Twenty-three friends had a wonderful visit to Piera McArthur’s house and studio in Thorndon. After unexpected refreshments and a brief introduction from Piera about her life, we crossed the Mediterranean-like courtyard (filled with lemon trees in raised gardens with ceramic plates on the fence) to her painting studio. She prefers to call herself a painter rather than an artist. At 90, she shows no sign of slowing down and will shortly be sending 18 to 20 large works to Jonathan Grant Gallery in Auckland. We were privileged to see some of these works in her studio and hear her explanations of some of them. She also had a large piece of paper on the wall with the places she had lived in with her diplomat husband John, and some other ‘events’ written on it. The ‘posthumous talk with Duchamp’ intrigued one friend who asked Piera to explain it. When asked about her artistic influences, she said ‘everyone is influenced by everything around them. I love everything good’. Her works are vibrant and joyful and she loves anything theatrical – there was a self-portrait of artist and model, called ‘the doing of the portrait’; a Lady Godiva painting; some musicians and a few still lifes – flowers in vases – although it is difficult to describe any of Piera’s lively works as still!

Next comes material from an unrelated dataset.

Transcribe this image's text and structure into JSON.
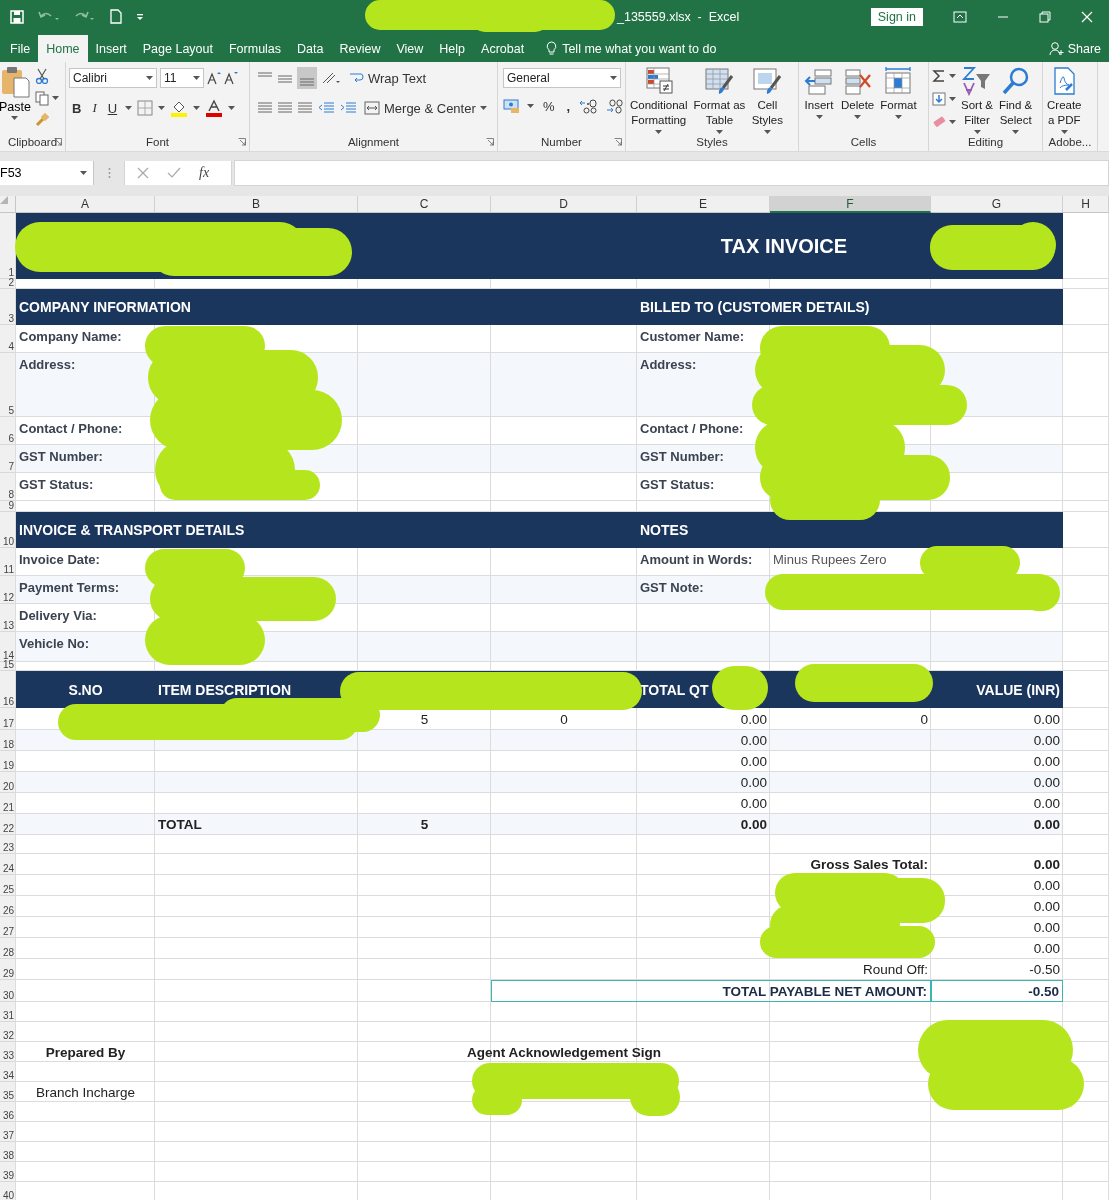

She also showed us some of her works on paper – text and watercolour – about the life of Bishop Pompallier that were made into a book called ‘The Holy Ghost among the Fantails’. She explained her use of the marouflage technique, which means joining two surfaces together – she likes to paint on paper and glue it to canvas, although it is a messy process. Not that she always uses this – she sometimes paints directly onto canvas. Friends were also welcome to look at the art in her house – I’m sure all of us found it a very enjoyable and entertaining visit.

If you would like to read more about Piera, this informative article appeared in the newspaper in 2012, the same year Joanna Woods book ‘Diplomatic Ladies’ came out, featuring a chapter on Piera (A Portrait of the Artist).

Vivienne Morrell